Zheljazkov VD, Craker LE, Xing B
Environmental and Experimental Botany, 2006
The hypothesis tested in this study was that some essential oil crops could be to grown as alternatives to edible crops in heavy metal enriched soils. Experiments were conducted to evaluate the effect of Cd, Pb, and Cu on yields and essential oils of peppermint, basil, and dill. The accumulation of Cd, Pb, and Cu in plant parts, in plant material and water after distillation, and in the essential oils, was also determined. Metal treatments of peppermint and basil consisted of Cd, Pb, Cu, Cd + Pb, Cd + Cu, Pb + Cu, Cd + Pb + Cu, and unamended control. Metal treatments of dill consisted of (in mg L−1): Cd at 2, 6, and 10; Pb at 50, 100, and 500; Cu at 20, 60, and 150 and an unamended control. Peppermint and basil yields were not affected by the treatments. Copper at 60 and Cu 150 mg L−1 reduced both yields and height of dill, Cu 150 mg L−1 resulted in Cu phytotoxicity symptoms and retarded growth. High Pb and Cu reduced Cd uptake by peppermint and basil. At elevated Cd concentrations in the growth medium, Cd transport from roots to shoots of the three species was impaired. The tested treatments slightly altered chemical composition of the essential oils of basil and dill, and reduced the menthol content in the peppermint oil. Oil content in basil from the CdPbCu treatment was lower that in the control. Copper application at 150 mg L−1 reduced oil content in dill relative to the control. No detectable amount of Cd, Cu, or Pb in the oils of any of the three species was found. Peppermint, basil, and dill can be grown in soils enriched with Cd, Pb, and Cu medium without risk for metal transfer into the oils, and without significant alteration of essential oil composition that may impair marketability. Our results support the use of aromatic plants as alternative crops for Cd, Pb, and Cu enriched soils.

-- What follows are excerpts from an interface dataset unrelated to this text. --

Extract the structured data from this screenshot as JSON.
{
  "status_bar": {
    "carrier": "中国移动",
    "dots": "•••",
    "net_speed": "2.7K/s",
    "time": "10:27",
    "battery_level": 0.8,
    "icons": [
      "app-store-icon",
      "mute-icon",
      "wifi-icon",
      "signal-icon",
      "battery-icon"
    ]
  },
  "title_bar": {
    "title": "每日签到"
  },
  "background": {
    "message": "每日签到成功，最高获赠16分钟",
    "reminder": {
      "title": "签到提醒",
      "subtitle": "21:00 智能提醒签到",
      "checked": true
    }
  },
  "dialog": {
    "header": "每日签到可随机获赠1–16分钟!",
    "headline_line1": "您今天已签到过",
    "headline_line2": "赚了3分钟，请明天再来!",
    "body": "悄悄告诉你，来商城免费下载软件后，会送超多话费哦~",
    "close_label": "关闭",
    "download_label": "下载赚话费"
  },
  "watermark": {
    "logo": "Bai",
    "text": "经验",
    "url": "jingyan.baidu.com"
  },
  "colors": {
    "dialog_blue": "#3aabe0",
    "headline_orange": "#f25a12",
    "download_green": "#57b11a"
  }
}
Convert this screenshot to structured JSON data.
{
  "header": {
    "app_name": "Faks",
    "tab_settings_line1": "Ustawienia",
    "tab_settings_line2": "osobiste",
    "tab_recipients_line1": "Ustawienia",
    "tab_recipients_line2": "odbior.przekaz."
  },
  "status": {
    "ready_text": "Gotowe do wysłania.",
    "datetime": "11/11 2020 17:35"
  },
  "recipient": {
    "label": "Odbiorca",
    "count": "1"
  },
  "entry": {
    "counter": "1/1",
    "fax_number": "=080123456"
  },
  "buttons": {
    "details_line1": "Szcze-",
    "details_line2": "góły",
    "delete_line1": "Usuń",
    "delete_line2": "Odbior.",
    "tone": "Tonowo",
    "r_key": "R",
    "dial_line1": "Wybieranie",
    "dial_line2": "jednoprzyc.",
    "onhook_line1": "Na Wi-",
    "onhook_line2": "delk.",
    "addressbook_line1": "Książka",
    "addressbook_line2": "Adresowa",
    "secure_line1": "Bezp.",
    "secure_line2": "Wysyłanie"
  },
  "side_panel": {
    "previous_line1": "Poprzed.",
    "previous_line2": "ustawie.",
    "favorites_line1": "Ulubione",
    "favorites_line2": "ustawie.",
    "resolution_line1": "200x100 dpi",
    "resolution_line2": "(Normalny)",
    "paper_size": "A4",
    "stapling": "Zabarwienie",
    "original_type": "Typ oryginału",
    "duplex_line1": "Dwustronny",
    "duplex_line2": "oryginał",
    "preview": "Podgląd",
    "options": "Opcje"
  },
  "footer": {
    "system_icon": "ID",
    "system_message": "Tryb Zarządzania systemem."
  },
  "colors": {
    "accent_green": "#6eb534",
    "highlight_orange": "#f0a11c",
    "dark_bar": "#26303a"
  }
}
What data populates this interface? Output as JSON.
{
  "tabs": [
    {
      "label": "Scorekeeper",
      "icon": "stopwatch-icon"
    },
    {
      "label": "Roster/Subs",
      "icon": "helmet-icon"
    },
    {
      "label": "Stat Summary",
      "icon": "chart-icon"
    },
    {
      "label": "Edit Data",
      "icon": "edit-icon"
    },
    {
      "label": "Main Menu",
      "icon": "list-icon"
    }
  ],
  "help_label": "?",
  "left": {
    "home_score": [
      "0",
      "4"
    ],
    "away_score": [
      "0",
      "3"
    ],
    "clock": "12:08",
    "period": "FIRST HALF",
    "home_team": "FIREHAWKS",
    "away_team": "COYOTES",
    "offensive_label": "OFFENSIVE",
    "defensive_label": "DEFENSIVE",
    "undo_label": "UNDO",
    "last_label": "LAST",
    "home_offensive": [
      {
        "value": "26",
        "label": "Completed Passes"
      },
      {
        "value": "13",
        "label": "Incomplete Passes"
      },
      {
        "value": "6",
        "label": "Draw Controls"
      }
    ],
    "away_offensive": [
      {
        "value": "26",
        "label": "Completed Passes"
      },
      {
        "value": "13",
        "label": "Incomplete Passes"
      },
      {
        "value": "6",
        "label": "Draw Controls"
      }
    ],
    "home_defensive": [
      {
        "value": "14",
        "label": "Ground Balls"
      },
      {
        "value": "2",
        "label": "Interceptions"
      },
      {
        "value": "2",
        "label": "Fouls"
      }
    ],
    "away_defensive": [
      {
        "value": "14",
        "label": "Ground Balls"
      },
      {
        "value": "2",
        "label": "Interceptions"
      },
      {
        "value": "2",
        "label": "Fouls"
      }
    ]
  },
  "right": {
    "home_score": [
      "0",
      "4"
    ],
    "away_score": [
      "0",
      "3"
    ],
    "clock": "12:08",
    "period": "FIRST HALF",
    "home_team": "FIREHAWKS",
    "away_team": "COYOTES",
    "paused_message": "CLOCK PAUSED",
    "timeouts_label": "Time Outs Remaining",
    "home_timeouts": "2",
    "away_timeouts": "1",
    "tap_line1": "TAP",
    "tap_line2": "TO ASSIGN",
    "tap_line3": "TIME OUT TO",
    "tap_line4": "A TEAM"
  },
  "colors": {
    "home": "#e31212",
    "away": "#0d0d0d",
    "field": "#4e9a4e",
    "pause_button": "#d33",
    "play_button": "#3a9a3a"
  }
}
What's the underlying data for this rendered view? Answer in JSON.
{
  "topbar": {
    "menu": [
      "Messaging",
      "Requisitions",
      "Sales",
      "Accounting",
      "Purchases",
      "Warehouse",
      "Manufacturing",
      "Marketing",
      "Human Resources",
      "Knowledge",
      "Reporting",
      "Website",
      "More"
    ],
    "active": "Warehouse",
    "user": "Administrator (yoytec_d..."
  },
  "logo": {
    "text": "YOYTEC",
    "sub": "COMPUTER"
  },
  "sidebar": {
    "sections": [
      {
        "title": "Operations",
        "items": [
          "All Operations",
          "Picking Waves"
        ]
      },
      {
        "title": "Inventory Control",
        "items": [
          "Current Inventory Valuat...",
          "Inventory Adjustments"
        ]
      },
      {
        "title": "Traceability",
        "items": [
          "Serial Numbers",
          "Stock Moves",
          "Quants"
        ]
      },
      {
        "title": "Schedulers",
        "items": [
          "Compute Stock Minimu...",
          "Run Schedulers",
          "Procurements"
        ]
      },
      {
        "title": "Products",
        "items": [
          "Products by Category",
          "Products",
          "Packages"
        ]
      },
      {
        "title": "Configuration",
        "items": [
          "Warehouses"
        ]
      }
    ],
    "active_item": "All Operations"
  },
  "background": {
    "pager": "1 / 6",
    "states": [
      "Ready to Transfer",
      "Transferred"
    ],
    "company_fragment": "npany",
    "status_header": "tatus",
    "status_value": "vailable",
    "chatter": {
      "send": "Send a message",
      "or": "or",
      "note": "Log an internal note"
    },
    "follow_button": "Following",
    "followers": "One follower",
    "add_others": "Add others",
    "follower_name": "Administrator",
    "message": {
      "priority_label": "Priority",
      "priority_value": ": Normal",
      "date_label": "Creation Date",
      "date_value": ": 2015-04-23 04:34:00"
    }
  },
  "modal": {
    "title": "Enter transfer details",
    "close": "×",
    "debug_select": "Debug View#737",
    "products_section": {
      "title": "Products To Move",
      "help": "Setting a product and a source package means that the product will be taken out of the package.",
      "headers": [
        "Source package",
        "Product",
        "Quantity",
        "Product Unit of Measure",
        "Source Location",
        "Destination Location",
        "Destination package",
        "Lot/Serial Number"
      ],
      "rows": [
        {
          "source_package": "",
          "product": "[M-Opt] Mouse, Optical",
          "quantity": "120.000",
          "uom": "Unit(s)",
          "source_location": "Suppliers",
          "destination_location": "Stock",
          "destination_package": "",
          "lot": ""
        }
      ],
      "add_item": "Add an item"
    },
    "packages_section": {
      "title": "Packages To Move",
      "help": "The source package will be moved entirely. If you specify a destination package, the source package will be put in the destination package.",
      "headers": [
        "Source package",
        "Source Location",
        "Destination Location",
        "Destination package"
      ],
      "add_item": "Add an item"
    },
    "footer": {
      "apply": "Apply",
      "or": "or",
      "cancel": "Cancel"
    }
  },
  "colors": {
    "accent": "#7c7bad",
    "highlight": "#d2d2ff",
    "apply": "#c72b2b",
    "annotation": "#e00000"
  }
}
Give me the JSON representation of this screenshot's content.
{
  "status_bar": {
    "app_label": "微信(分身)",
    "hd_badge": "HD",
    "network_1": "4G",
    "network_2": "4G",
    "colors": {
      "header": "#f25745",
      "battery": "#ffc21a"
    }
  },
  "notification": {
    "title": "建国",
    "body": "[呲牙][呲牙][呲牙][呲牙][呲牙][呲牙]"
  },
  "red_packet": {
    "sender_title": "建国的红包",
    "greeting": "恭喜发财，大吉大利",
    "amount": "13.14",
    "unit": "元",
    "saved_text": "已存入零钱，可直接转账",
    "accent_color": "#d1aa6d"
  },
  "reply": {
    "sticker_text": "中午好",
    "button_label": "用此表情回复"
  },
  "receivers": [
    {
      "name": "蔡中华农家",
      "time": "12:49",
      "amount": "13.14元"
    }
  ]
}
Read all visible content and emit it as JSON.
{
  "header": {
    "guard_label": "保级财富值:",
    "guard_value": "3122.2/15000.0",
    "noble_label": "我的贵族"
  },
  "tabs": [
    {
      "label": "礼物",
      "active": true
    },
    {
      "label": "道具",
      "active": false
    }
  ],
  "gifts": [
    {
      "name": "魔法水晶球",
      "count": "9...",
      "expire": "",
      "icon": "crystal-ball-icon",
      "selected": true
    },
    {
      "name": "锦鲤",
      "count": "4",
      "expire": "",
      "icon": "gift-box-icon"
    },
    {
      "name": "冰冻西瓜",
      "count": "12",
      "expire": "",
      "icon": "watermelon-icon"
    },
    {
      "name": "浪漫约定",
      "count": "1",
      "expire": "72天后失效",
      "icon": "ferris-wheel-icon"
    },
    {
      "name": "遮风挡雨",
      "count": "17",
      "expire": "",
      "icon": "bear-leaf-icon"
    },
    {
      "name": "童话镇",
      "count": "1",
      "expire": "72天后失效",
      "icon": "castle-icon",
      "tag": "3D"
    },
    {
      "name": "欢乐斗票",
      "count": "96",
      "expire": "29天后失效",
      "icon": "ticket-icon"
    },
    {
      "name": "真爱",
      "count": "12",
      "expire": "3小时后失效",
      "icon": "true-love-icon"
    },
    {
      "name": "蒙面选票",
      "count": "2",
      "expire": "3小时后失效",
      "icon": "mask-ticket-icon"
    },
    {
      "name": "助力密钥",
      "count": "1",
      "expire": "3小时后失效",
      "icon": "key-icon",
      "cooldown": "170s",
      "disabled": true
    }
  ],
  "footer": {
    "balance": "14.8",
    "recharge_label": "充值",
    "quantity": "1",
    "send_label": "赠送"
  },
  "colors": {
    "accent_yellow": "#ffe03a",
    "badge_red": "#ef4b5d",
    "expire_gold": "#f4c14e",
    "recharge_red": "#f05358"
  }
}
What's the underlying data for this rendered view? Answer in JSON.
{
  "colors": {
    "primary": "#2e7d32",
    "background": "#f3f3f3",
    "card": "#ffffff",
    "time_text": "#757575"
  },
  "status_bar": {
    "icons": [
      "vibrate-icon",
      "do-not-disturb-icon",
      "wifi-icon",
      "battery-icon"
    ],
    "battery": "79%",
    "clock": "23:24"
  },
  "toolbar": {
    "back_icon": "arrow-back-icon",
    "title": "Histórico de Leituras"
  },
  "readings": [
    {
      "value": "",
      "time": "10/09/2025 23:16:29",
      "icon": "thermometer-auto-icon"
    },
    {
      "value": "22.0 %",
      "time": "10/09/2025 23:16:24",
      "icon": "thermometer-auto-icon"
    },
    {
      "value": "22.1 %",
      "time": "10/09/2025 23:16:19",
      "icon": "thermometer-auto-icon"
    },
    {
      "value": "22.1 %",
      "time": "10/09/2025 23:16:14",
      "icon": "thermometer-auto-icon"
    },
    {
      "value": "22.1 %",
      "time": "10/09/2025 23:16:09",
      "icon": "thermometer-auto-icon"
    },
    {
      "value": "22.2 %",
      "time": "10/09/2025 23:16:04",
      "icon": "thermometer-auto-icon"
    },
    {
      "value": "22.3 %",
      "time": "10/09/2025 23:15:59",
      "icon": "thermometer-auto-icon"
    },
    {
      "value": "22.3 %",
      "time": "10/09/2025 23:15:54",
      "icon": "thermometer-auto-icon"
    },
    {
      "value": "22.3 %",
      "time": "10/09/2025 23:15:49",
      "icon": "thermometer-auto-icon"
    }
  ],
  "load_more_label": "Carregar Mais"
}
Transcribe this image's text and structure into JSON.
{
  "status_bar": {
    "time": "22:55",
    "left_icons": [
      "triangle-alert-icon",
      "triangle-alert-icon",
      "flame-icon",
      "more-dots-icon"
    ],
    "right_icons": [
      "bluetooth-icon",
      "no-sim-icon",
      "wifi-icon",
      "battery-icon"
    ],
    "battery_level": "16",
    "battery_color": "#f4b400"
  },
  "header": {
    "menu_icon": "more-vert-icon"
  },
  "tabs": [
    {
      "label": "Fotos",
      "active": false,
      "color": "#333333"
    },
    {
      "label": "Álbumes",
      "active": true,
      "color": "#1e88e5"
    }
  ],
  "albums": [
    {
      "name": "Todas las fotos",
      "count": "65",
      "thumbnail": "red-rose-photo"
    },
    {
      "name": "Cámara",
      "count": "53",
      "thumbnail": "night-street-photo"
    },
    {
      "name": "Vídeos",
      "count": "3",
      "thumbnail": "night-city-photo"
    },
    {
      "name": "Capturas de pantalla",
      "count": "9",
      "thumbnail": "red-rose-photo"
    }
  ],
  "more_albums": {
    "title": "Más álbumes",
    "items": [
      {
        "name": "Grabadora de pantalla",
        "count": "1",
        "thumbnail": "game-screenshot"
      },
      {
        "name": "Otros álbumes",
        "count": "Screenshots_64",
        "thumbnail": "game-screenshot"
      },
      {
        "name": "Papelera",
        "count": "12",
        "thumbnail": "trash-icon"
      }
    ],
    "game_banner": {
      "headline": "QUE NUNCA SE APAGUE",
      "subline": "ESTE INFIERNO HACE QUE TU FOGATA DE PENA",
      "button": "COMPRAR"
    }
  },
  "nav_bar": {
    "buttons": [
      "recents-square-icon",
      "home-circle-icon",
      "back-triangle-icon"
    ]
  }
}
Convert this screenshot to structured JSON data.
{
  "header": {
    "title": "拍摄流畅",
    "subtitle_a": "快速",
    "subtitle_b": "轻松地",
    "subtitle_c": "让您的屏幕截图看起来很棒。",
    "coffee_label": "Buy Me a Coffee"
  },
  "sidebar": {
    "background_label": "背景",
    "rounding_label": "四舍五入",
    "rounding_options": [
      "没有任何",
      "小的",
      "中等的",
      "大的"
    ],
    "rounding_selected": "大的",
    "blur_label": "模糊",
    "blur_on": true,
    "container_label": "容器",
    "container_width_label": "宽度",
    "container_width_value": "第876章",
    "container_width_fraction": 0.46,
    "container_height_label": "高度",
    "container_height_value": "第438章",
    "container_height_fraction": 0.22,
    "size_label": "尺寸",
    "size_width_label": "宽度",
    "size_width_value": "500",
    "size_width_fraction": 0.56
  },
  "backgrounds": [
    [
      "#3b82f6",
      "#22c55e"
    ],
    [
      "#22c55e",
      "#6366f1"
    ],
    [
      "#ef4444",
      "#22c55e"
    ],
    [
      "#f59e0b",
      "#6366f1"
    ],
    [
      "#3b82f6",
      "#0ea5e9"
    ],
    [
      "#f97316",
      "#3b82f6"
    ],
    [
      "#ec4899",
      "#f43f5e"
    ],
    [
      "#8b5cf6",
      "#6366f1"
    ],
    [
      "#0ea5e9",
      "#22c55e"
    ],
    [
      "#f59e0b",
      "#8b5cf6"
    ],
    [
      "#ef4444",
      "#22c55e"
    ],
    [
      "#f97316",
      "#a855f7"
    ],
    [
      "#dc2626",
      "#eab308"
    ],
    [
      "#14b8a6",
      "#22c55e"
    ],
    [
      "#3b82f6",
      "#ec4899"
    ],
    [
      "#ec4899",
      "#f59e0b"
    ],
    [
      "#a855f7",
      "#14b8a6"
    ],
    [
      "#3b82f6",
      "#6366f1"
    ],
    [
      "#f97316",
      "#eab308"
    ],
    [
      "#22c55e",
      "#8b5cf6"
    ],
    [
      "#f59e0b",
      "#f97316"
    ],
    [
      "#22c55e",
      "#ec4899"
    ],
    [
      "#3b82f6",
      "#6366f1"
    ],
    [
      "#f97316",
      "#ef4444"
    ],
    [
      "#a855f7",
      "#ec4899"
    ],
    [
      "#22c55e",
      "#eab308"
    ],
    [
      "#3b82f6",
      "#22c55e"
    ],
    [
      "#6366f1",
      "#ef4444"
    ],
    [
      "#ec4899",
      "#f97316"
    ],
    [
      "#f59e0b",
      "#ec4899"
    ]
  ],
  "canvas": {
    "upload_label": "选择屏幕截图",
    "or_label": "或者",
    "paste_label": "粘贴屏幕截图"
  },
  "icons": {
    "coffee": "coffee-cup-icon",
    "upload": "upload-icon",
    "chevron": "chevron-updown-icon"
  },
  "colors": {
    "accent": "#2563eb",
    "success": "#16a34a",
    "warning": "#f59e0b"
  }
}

Zheljazkov VD, Craker LE, Xing B. Effects of Cd, Pb, and Cu on growth and essential oil contents in dill, peppermint, and basil. Environ Exp Bot. 2006;58:9-16.